* [Excerpts from an interface dataset]:

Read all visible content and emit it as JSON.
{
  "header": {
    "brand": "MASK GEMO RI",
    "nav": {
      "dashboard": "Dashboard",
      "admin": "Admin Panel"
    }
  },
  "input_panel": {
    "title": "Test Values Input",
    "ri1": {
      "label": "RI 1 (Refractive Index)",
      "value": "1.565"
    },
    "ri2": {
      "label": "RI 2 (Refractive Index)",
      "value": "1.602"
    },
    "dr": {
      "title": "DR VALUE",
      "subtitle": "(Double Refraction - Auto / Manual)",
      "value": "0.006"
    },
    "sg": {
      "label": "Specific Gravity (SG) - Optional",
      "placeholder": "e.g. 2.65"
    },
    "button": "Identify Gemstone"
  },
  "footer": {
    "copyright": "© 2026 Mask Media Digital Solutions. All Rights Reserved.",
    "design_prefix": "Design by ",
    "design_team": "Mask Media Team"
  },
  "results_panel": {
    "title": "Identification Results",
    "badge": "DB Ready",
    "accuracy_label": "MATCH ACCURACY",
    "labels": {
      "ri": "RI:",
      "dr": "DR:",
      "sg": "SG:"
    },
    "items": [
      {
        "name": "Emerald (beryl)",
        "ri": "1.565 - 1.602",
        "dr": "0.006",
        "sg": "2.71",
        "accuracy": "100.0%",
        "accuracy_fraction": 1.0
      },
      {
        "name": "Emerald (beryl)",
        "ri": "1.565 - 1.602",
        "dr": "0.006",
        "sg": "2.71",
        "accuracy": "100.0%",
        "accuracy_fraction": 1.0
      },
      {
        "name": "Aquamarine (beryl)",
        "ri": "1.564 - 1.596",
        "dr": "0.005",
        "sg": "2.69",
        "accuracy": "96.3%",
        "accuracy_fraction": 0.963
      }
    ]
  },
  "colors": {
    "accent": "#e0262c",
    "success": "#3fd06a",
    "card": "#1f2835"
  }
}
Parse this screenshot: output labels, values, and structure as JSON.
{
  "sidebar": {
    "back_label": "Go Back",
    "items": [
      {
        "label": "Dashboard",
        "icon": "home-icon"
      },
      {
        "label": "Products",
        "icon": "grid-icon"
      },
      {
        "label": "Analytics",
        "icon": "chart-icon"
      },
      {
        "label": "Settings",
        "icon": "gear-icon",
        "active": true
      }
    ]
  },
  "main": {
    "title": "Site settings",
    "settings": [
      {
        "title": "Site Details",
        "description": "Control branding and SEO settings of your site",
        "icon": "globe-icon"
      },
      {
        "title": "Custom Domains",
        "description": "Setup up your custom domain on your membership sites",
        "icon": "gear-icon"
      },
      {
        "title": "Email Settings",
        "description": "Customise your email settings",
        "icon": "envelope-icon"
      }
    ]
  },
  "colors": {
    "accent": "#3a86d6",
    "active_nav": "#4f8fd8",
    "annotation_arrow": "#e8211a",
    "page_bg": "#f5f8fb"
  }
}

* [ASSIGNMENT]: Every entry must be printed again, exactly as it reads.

* [WRITTEN REPLY]:
Read all visible content and emit it as JSON.
{
  "header": {
    "brand": "MASK GEMO RI",
    "nav": {
      "dashboard": "Dashboard",
      "admin": "Admin Panel"
    }
  },
  "input_panel": {
    "title": "Test Values Input",
    "ri1": {
      "label": "RI 1 (Refractive Index)",
      "value": "1.565"
    },
    "ri2": {
      "label": "RI 2 (Refractive Index)",
      "value": "1.602"
    },
    "dr": {
      "title": "DR VALUE",
      "subtitle": "(Double Refraction - Auto / Manual)",
      "value": "0.006"
    },
    "sg": {
      "label": "Specific Gravity (SG) - Optional",
      "placeholder": "e.g. 2.65"
    },
    "button": "Identify Gemstone"
  },
  "footer": {
    "copyright": "© 2026 Mask Media Digital Solutions. All Rights Reserved.",
    "design_prefix": "Design by ",
    "design_team": "Mask Media Team"
  },
  "results_panel": {
    "title": "Identification Results",
    "badge": "DB Ready",
    "accuracy_label": "MATCH ACCURACY",
    "labels": {
      "ri": "RI:",
      "dr": "DR:",
      "sg": "SG:"
    },
    "items": [
      {
        "name": "Emerald (beryl)",
        "ri": "1.565 - 1.602",
        "dr": "0.006",
        "sg": "2.71",
        "accuracy": "100.0%",
        "accuracy_fraction": 1.0
      },
      {
        "name": "Emerald (beryl)",
        "ri": "1.565 - 1.602",
        "dr": "0.006",
        "sg": "2.71",
        "accuracy": "100.0%",
        "accuracy_fraction": 1.0
      },
      {
        "name": "Aquamarine (beryl)",
        "ri": "1.564 - 1.596",
        "dr": "0.005",
        "sg": "2.69",
        "accuracy": "96.3%",
        "accuracy_fraction": 0.963
      }
    ]
  },
  "colors": {
    "accent": "#e0262c",
    "success": "#3fd06a",
    "card": "#1f2835"
  }
}
Parse this screenshot: output labels, values, and structure as JSON.
{
  "sidebar": {
    "back_label": "Go Back",
    "items": [
      {
        "label": "Dashboard",
        "icon": "home-icon"
      },
      {
        "label": "Products",
        "icon": "grid-icon"
      },
      {
        "label": "Analytics",
        "icon": "chart-icon"
      },
      {
        "label": "Settings",
        "icon": "gear-icon",
        "active": true
      }
    ]
  },
  "main": {
    "title": "Site settings",
    "settings": [
      {
        "title": "Site Details",
        "description": "Control branding and SEO settings of your site",
        "icon": "globe-icon"
      },
      {
        "title": "Custom Domains",
        "description": "Setup up your custom domain on your membership sites",
        "icon": "gear-icon"
      },
      {
        "title": "Email Settings",
        "description": "Customise your email settings",
        "icon": "envelope-icon"
      }
    ]
  },
  "colors": {
    "accent": "#3a86d6",
    "active_nav": "#4f8fd8",
    "annotation_arrow": "#e8211a",
    "page_bg": "#f5f8fb"
  }
}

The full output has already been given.